Monday, January 4, 2010

Oh Brother

I always find it amusing when two completely different players get linked together forever in fans' minds just because they play on the same line, like Mike McPhee and Brian Skrudland did, or because they have the same first name like Doug Risebrough and Doug Jarvis (known even to their own teammates as The Dougies). Players get linked because they break in at the same time, like Tom Pyatt and Ryan White and a few years ago, Tomas Plekanec and Alexander Perezhogin. Sometimes it's because they're from the same cultural group or region, like Guillaume Latendresse and Maxim Lapierre were before the trade.

So really, it was pretty inevitable that Andrei and Sergei Kostitsyn would become almost a single entity in the minds of fans. They're from the same place, they're both young wingers who sometimes play together and...the big one...they're brothers. The cuteness and novelty of a brother act on the team has pretty much blinded us to the individuals and the very different things they bring the team. I guess that's why trade rumours so often include "the Kostitsyns" rather than just one of them. There seems to be an impression in fans' minds that other teams are just as caught up in the selling power of two brothers on the same line as we are. In the process, though, we devalue both players.

Andrei Kostitsyn might not be the best player from the 2003 Super Draft's first round, but he's been a contributor for the last two years, with more than twenty goals in each, and he's in the process of showing us what he can really do this season. In the last month, he's used his speed, size, hands and shot to push the first line to dominance. We're seeing how valuable his contributions are now that he's hurt and the team just doesn't have a replacement for his skill set. Max Pacioretty is learning, but he's not at Andrei Kostitsyn's level. This is an important player on the team when he's performing the way he can, and he's worth a whole lot more than most fans give him credit for.

Sergei, on the other hand, is a completely different player. He's fast, chippy and also has a nice shot. But he has a vision of the entire ice surface his brother doesn't have, and he's more of a two-way player who can showcase his defensive abilities on the PK. He's also not the offensive force his brother is. We see his contributions to the third or fourth line when he's missing and Laraque is in the lineup instead. Sergei's speed and playmaking make the lower lines legitmate threats and that makes the team harder to play against. We're feeling his loss at the moment, almost as much as Andrei's.

But, they're not the same guy. Far from it. Andrei Kostitsyn has the potential to be a star in the NHL. He's got the skills and the ability to apply them and be a top-six player for a long time. Sergei Kostitsyn can be a solid bottom-six guy with speed and skill and the ability to pop in a timely goal once in a while. But he's not the offensive force Andrei can be. They're both valuable to the team in their different ways.
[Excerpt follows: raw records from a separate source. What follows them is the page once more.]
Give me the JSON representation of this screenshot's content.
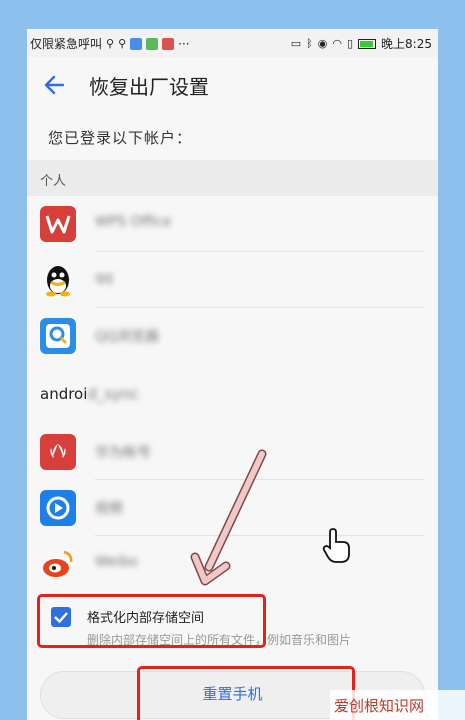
{
  "status_bar": {
    "left_text": "仅限紧急呼叫",
    "time": "晚上8:25",
    "more": "···"
  },
  "app_bar": {
    "title": "恢复出厂设置"
  },
  "subtitle": "您已登录以下帐户：",
  "section_personal": "个人",
  "accounts": [
    {
      "name": "WPS Office",
      "icon": "wps-icon",
      "color": "#d7403a"
    },
    {
      "name": "qq",
      "icon": "qq-icon",
      "color": "#1a1a1a"
    },
    {
      "name": "QQ浏览器",
      "icon": "search-app-icon",
      "color": "#2a8ee8"
    }
  ],
  "group_android": {
    "prefix": "androi",
    "suffix": "d_sync"
  },
  "accounts_android": [
    {
      "name": "华为帐号",
      "icon": "huawei-icon",
      "color": "#d7403a"
    },
    {
      "name": "视频",
      "icon": "video-icon",
      "color": "#1e80e6"
    },
    {
      "name": "Weibo",
      "icon": "weibo-icon",
      "color": "#e8441c"
    }
  ],
  "format_option": {
    "label": "格式化内部存储空间",
    "description": "删除内部存储空间上的所有文件，例如音乐和图片",
    "checked": true
  },
  "reset_button": "重置手机",
  "watermark": "爱创根知识网"
}
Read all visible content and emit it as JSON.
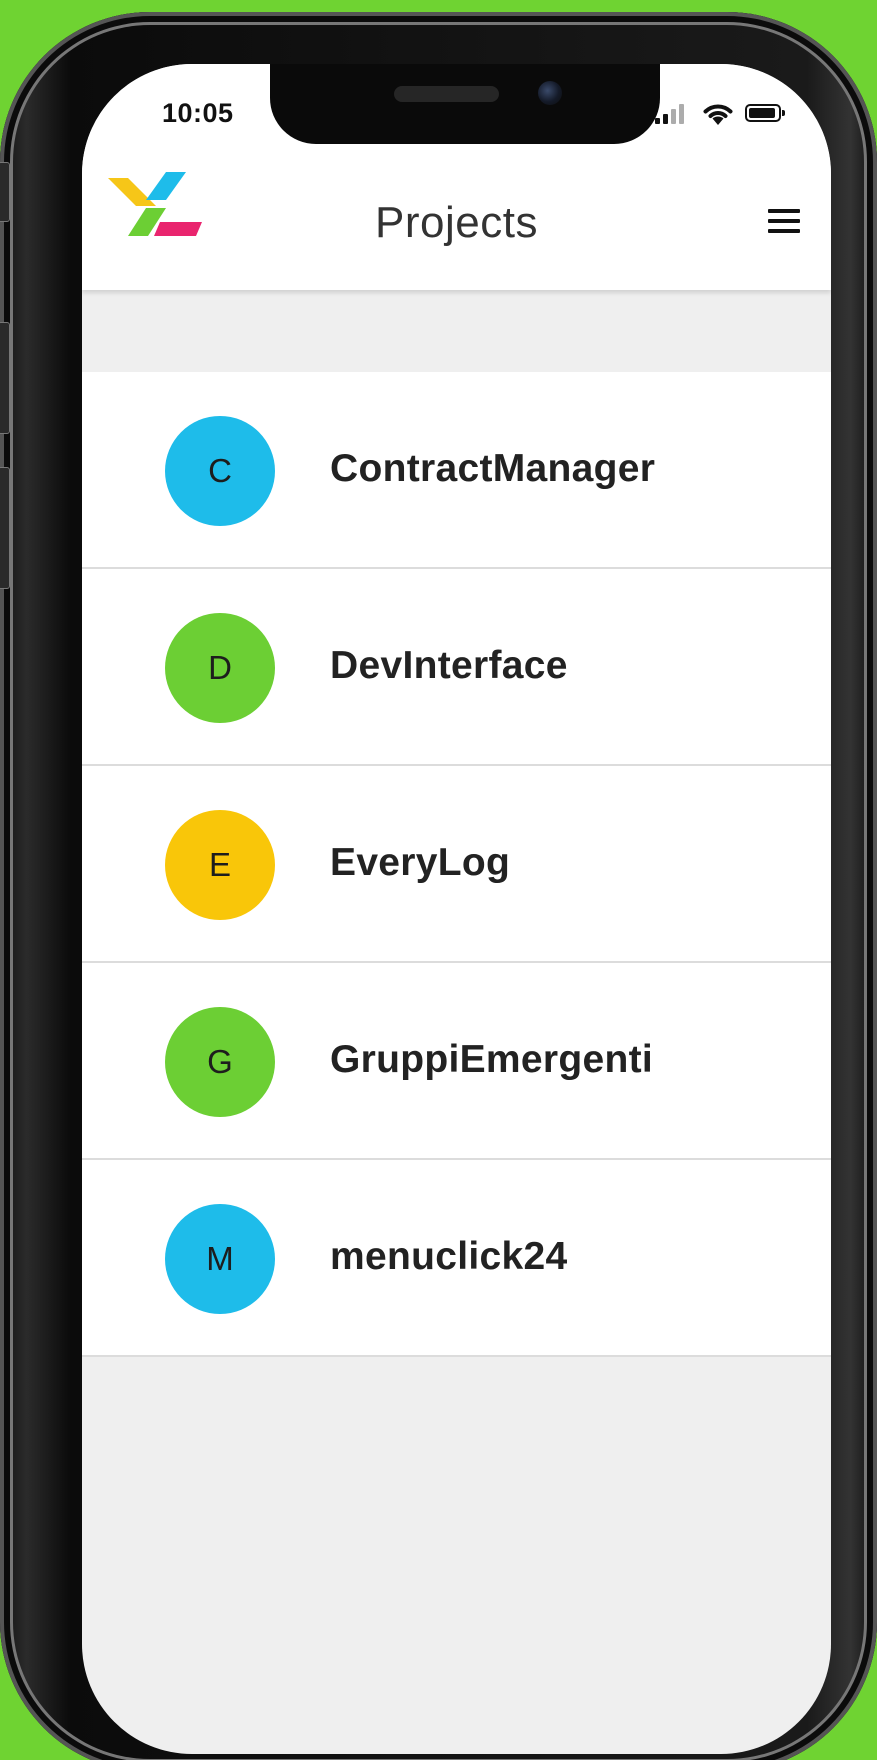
{
  "status_bar": {
    "time": "10:05"
  },
  "header": {
    "title": "Projects",
    "logo_icon": "app-logo",
    "menu_icon": "hamburger-menu-icon"
  },
  "projects": [
    {
      "initial": "C",
      "name": "ContractManager",
      "color": "#1ebcea"
    },
    {
      "initial": "D",
      "name": "DevInterface",
      "color": "#6ccf34"
    },
    {
      "initial": "E",
      "name": "EveryLog",
      "color": "#f9c609"
    },
    {
      "initial": "G",
      "name": "GruppiEmergenti",
      "color": "#6ccf34"
    },
    {
      "initial": "M",
      "name": "menuclick24",
      "color": "#1ebcea"
    }
  ],
  "colors": {
    "background": "#6fd332",
    "logo_yellow": "#f6c618",
    "logo_blue": "#1ebcea",
    "logo_green": "#6ccf34",
    "logo_pink": "#e9256e"
  }
}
But lumping them into one entity just because they share a last name is a mistake on our I really hope management doesn't get fooled into making too.


Anvilcloud said...

I think you may be wrong in your assessment of SK as bottom six for the long term, but that's what he is for the time being. People's inability to separate the two is maddening as is how easily the nitwits get down on both but particularly SK right now.

Anonymous said...

Have to disagree J.T. Andrei is a nice player but will never be a star in this league. He doesn't use his size nearly enough, rarely gets to the dirty spots and high traffic areas and is seemingly lacking dedication to the defensive part of the game. This game will be a good player but will never really achieve stardom. Nice shot, good size , powerful skater but is not a player that will ever dominate. How many multi point games has this guy ever had? Stars are defined by the ability to change the complexion of the game. Haven't seen that from him yet!